They’re probably long gone from this area by now, said local authorities and the Kentucky sheriff coordinating the search. There’s been no sign of Dalton Hayes, 18, or Cheyenne Phillips, 13, since Wednesday, when they allegedly ditched one stolen pickup truck in Henry County and took off in another, which had two firearms and ammunition inside.
“It’s been 72 hours,” Henry County police Lt. Joey Smith told The Atlanta Journal-Constitution Saturday. “We’ve just got to assume they’ve left the area.”
Police say they may have been involved in a series of home burglaries before bolting from their small Kentucky town in a stolen red pickup. They’ve been on the run for two weeks, accused of passing off forged checks in Kentucky, North Carolina and at a South Carolina Wal-Mart store. The national news media has called them a teen Bonnie and Clyde.
Norman Chaffins, sheriff in Grayson County, Kentucky, said he received a tip they were in the Florida panhandle — he declined to say where, specifically — but it didn’t pan out. He’s received other tips that they’re in Alabama, Texas and Washington state.
Police have confirmed they’re asking strangers for money, the sheriff said. One lead placed them at a homeless camp. The teens suggested in communications with family members they were headed to the beach, leading police at one point to think they might go to Myrtle Beach, S.C.
Now, based on their trajectory, Florida seems logical, Chaffins said.
“They’re just staying under the radar,” the sheriff told the AJC. “Both of them appear to be street smart kids.”
Chaffins has said he’s worried the manhunt could end badly, with the teens becoming increasingly bold, armed with two handguns and likely to get desperate. The pickup stolen from a driveway on Airline Road in Henry County — a silver 2001 Toyota Tundra (Georgia tag CF116I) — hasn’t been recovered, so they may still be driving it, Chaffins said.
Hayes’ mother urged the couple to surrender and “face the consequences.” Her son is wanted on theft and burglary charges, as well as custodial interference, or luring a minor away from her legal guardians.
“I pretty much cry myself to sleep every night,” Tammy Martin said, “worrying about where they are and if a police officer or any random individual tries to pull them over and isn’t so nice and hurts them.”
The couple had been dating for about three months, with Hayes and his family believing she was 19, Martin said. She said she once saw Cheyenne come out of a store with cigarettes, which a 13-year-old can’t buy.
By the time her son realized she was younger, “he was already done in love with her,” Martin said.
Hayes was planning to be at the local judicial center on Jan. 5 to find out if a grand jury had indicted him on burglary and theft charges, stemming from an arrest last year, his mother said.

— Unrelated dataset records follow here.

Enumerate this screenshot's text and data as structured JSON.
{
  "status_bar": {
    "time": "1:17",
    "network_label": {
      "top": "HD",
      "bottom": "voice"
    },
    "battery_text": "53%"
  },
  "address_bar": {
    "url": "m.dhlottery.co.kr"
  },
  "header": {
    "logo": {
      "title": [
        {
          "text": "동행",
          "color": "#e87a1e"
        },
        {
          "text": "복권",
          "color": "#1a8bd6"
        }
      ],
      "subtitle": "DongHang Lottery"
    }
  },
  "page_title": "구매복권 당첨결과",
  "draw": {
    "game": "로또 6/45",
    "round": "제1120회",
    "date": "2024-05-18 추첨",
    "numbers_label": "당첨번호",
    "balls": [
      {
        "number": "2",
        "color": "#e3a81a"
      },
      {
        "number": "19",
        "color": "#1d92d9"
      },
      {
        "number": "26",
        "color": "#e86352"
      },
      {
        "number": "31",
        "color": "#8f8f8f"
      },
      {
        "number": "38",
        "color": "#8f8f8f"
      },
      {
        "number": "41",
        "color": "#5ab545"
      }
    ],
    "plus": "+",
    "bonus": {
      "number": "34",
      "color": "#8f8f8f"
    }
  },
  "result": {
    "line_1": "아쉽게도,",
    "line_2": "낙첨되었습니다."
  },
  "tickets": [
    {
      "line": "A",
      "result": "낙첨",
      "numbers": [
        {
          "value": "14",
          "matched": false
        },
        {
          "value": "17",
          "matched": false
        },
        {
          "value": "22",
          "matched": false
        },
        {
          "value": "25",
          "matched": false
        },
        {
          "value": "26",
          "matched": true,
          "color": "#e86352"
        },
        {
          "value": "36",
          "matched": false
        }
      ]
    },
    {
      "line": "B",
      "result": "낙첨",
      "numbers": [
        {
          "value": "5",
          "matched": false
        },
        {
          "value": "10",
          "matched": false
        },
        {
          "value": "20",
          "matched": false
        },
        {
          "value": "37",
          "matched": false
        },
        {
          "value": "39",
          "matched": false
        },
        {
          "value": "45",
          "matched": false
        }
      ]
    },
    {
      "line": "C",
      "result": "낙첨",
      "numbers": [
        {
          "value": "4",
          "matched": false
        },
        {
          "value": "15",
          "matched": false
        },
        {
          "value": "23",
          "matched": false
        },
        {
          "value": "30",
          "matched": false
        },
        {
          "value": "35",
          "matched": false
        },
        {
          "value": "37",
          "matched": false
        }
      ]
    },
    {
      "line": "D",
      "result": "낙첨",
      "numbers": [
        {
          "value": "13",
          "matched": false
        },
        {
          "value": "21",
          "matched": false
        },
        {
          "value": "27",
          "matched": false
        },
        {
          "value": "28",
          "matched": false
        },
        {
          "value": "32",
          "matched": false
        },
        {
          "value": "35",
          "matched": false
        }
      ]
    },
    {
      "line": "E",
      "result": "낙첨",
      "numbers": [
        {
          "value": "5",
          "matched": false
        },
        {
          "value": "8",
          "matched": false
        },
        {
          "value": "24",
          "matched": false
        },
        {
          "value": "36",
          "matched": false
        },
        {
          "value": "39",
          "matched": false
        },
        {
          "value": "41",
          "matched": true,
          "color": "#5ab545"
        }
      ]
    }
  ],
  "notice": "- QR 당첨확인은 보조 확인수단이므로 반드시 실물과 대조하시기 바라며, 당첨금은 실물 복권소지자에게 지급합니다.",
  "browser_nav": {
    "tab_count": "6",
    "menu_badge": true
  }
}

His case did not come up, but by that time the teens were gone.
Associated Press reports contributed to this article.